One study, published by Mawson et al., was based on a convenience sample of homeschooled children where a significant portion of the sample (39%) was unvaccinated. In this small sample, vaccinated children showed higher odds of being diagnosed with pneumonia, otitis media, allergies and neurodevelopmental disorders. In addition, preterm birth coupled with vaccination significantly increased the odds of a neurodevelopmental disorder diagnosis. This study was unique in the inclusion of entirely unvaccinated populations to provide a comparison to partially vaccinated and fully vaccinated children. However, the risk of bias is high when comparing vaccinated versus unvaccinated children. Also, health outcomes were based on parental survey, not confirmed by medical chart review, and may be subject to recall bias, and the small size of the sample (666 patients) made it difficult to analyze for rare disorders.
Between 2001 and 2004, the IOM Immunization Safety Review Committee rejected a relationship between multiple vaccinations and sudden infant death syndrome (SIDS) but could not rule out a relationship with other types of “sudden unexpected infant death.” This included the neonatal hepatitis B vaccine as well as the diphtheria and tetanus toxoids and whole-cell pertussis (DTwP) vaccine, which was strongly associated with anaphylaxis but is no longer given in the United States. A relationship between multiple vaccines and type 1 diabetes was ruled out, but evidence was inadequate to accept or reject a relationship with asthma. In addition, the committee rejected a relationship between multiple vaccines and increased “heterologous” infections, such as bacterial infections unrelated to vaccine-preventable diseases, although recent studies have provided evidence of both beneficial and detrimental non-specific effects associated with several vaccines. The remainder of the IOM Immunization Safety Review Committee focused on single types of vaccines and specific adverse events as recommended by the CDC who commissioned these studies.

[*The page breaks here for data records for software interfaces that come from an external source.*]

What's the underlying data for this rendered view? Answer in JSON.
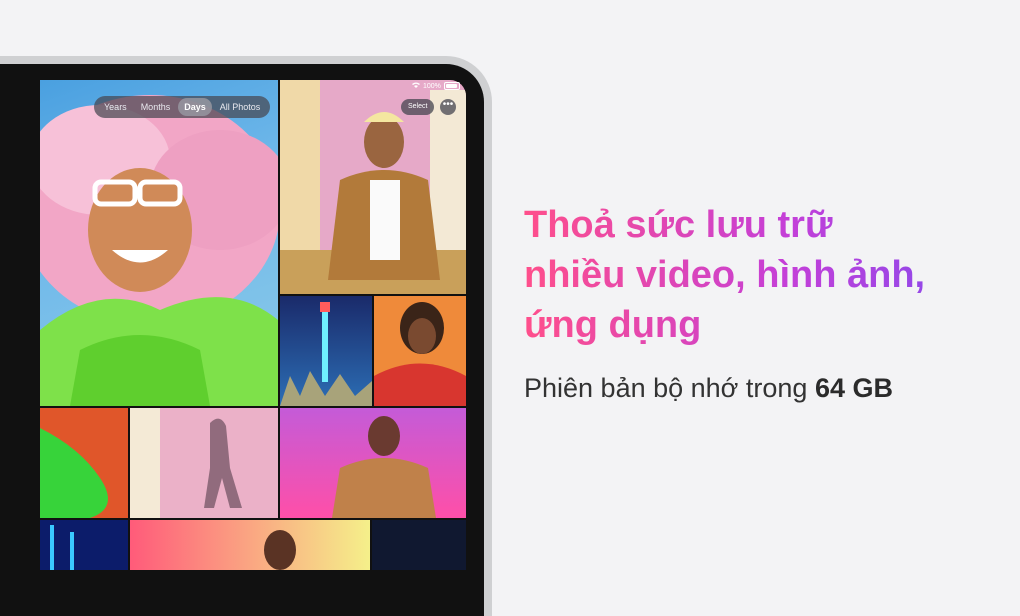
{
  "photos_app": {
    "view_tabs": [
      "Years",
      "Months",
      "Days",
      "All Photos"
    ],
    "active_tab": "Days",
    "battery_text": "100%",
    "select_label": "Select",
    "more_label": "•••"
  },
  "promo": {
    "headline_lines": [
      "Thoả sức lưu trữ",
      "nhiều video, hình ảnh,",
      "ứng dụng"
    ],
    "subline_prefix": "Phiên bản bộ nhớ trong ",
    "subline_capacity": "64 GB"
  },
  "colors": {
    "headline_gradient": [
      "#ff4f8b",
      "#c43fd8",
      "#7b4cf0"
    ],
    "background": "#f3f3f5"
  }
}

! Articles can always be subject of later editing as a way of perfecting them